Haemoconcentration in neurological decompression illness

Int J Sports Med. 1996 Jul;17(5):351-5. doi: 10.1055/s-2007-972859.


Decompression illness (DCI) is attributed to the formation of bubbles, resulting from the reduction of the ambient pressure. Circulating bubbles lead to capillary leak syndrome, extravasation of plasma and haemoconcentration. Experimental model on animals has shown that a haemoconcentration carried a poor prognosis. We measured the haematocrit level in fifty-eight consecutive sport divers, victims of neurological DCI, admitted to our hyperbaric center, and in sixteen control divers. No significant difference was found in the haematocrit values between the divers with neurological DCI (median 42.5%) and the controls (median 41.75%). The median haematocrit level was significantly higher for divers with neurological sequelae when compared with control (p = 0.01) or with divers without sequelae (p < 0.05). A haematocrit level > or = 48% was correlated with persistent neurological sequelae one month after the accident (p = 0.01). However, a haematocrit < 48% had no prognostic value.

Publication types

  • Comparative Study

MeSH terms

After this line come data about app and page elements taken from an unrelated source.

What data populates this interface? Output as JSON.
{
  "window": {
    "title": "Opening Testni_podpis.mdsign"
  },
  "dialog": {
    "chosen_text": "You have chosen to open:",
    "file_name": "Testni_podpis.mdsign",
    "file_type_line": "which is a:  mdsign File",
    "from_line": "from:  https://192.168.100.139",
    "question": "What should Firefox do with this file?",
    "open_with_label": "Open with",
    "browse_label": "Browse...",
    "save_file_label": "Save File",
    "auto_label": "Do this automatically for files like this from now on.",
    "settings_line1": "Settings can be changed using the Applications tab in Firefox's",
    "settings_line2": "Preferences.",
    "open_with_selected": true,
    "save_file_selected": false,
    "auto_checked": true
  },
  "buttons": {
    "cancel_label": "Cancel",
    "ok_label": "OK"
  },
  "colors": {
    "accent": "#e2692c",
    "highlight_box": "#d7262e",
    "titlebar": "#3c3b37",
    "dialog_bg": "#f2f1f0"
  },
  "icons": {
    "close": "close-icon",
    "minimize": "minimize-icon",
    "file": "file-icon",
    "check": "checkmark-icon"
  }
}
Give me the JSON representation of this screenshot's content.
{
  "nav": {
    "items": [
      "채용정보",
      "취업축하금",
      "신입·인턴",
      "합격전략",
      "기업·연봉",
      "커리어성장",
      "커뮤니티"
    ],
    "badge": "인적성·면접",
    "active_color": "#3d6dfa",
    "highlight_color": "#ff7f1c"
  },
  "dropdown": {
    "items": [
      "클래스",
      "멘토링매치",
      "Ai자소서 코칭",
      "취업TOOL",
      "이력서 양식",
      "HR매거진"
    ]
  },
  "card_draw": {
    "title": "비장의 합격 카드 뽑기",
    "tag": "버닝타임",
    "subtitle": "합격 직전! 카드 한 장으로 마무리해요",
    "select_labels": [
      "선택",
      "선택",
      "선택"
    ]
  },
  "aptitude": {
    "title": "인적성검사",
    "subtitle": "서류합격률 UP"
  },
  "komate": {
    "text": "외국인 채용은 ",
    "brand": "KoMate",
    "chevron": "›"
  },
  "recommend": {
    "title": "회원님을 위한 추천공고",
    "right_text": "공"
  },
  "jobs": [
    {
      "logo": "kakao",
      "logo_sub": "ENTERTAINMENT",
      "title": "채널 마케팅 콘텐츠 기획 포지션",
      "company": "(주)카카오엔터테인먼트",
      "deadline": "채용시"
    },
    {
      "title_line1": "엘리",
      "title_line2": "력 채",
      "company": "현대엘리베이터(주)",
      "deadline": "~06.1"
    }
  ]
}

  • Adult
  • Capillary Leak Syndrome
  • Decompression Sickness / physiopathology*
  • Diving
  • Female
  • Hematocrit*
  • Humans
  • Male
  • Prognosis
  • Prospective Studies
  • Statistics, Nonparametric